It’s estimated that 10,000-20,000 elk, in seven herds, spend the summer in Yellowstone, and around 4,000 winter there, according to the National Park Service.
Meanwhile, wolves aren’t the only predators switching from elk to other fare.
“Mountain lions are killing more deer than they used to,” Stahler said. “They used to feed primarily on elk. That backs off the predation pressure on elk. That’s why we think we still have a healthy elk population here.”
Different Tactics For Different Prey
For wolves, hunting elk and hunting bison require different approaches.
Wolves are “coursing” predators. Meaning that they prefer to get their prey to run so that they can “sift through” the herd and pick out animals that have some sort of weakness, Stahler said.
Cow elk in the prime of life – about ages 2-12 years – are essentially untouchable by wolves, he said.
Wolves tend to go for calves or juvenile elk. And they might also go after bull elk that spent themselves in battles during the rut, or elk mating season, which takes place in late summer and early fall.
Bull elk can get into brutal, pitched battles with each other during the rut, which will leave them weakened and sometimes injured.
And although elk will sometimes “bunch up and stand their ground,” they’re more likely to scatter and flee, which plays into wolves’ hunting tactics.
Smaller packs can effectively hunt elk, Stahler said.
“To take down an elk usually takes about four adult wolves. Beyond that for wolves, it doesn’t matter much and there seems to be a lot of freeloading and extra wolves,” he said.

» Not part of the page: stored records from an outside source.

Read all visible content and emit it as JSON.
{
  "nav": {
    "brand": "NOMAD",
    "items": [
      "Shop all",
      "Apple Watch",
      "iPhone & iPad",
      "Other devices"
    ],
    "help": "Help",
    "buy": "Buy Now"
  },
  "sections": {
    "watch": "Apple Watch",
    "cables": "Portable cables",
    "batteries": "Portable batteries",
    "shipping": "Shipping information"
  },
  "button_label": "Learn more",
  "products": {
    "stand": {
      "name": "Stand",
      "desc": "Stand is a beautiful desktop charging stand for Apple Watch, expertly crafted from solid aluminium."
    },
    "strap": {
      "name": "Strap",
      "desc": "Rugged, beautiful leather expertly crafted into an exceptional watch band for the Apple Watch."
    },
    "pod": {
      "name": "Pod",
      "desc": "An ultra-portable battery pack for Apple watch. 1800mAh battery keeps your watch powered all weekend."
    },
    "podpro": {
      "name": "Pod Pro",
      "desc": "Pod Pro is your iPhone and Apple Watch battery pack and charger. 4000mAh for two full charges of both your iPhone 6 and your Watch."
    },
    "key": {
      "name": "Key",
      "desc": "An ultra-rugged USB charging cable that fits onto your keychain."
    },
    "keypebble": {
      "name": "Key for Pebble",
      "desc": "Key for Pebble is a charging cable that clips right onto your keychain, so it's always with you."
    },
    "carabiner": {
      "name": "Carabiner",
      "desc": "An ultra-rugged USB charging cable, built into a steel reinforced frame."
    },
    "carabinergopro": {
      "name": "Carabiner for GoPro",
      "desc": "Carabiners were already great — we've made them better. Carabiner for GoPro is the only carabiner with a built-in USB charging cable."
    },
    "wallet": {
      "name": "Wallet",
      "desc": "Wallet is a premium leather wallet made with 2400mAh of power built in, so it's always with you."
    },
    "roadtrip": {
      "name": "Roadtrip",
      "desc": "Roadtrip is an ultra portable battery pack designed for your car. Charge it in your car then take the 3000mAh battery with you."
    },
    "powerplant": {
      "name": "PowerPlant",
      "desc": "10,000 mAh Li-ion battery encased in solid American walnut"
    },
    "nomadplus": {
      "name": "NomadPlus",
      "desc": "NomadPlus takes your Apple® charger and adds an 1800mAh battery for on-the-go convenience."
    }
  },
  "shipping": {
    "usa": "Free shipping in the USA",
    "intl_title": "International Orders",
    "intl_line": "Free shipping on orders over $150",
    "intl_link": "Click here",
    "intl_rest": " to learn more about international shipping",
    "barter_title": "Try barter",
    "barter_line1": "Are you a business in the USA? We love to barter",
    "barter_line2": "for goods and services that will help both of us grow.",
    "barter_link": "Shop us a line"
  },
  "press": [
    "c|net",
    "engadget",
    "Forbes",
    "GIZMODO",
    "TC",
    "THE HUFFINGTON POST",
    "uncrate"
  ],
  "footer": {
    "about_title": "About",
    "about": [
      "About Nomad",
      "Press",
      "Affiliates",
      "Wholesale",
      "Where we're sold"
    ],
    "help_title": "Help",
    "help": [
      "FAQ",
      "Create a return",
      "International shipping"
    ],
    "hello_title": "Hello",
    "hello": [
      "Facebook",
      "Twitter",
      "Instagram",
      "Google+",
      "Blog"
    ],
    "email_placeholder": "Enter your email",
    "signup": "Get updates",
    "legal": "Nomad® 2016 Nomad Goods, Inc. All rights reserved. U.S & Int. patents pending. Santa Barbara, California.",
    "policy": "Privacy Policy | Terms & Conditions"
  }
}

With bison, the best success rate comes with packs of 9-13 wolves, he said.
And unlike elk, bison are far more likely to form protective bunches with their weaker members in the middle.
“It’s a like a game of chess,” Stahler said.

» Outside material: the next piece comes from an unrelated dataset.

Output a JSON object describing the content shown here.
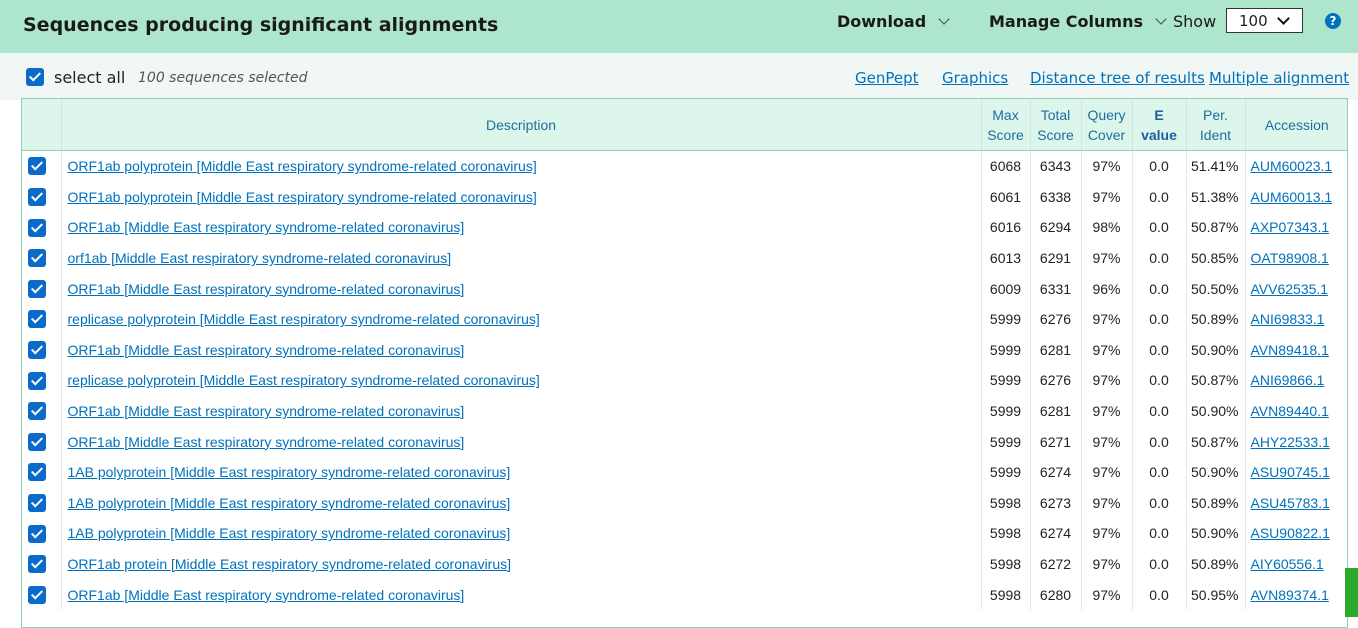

Wolves will probe and test the bison herd. Sometimes they’ll bed down near the bison for hours, observing and trying to figure out a way to goad the bison into running.
“Female wolves can be fleeter of foot,” which makes them handy in elk hunts, Stahler said.
Larger male wolves are good at the grunt work, gabbing on to a prey animal and pulling it down.
Yellowstone wolves are as huge as they’re sometimes imagined to be, he added. For mature wolves – at least a year and half old – the average weights are about 114 pounds for males and 96 pounds for females.
Over 28 years of research, teams have captured and weighed only about 15 Yellowstone wolves that topped 130 pounds,” Stahler said.
What Happened On The Firehole?
Stahler said he doesn’t know all the details of the bison bull takedown on the Firehole River, but it seemed typical of wolves’ bison hunting tactics.
The wolves probably caught the bull alone or in only a small group with other bulls, he said. That’s because bull bison tend to separate from the main herds this time of year.
The bull might have been previously injured or had some other signs of weakness that the wolves picked upon.
At some points during the long standoff, the bison stood in the river, which is a typical trick that some prey animals use to try escaping death, he said.
“Elk and bison will try to take a stand in the water” when cornered by wolves, Stahler said.
Many photos of the event show the bleeding bison bedded down in the snow, with the wolves bedded around him in a circle.
Again, that’s a typical tactic of trying to wait a large animal out, with some wolves occasionally going in for a quick strike to further weaken the prey.
“It’s raw, it’s wild and it’s not always clean,” Stahler said. “When wolves hunt, all they have is their mouths and their buddies.”
Mark Heinz can be reached at email@example.com.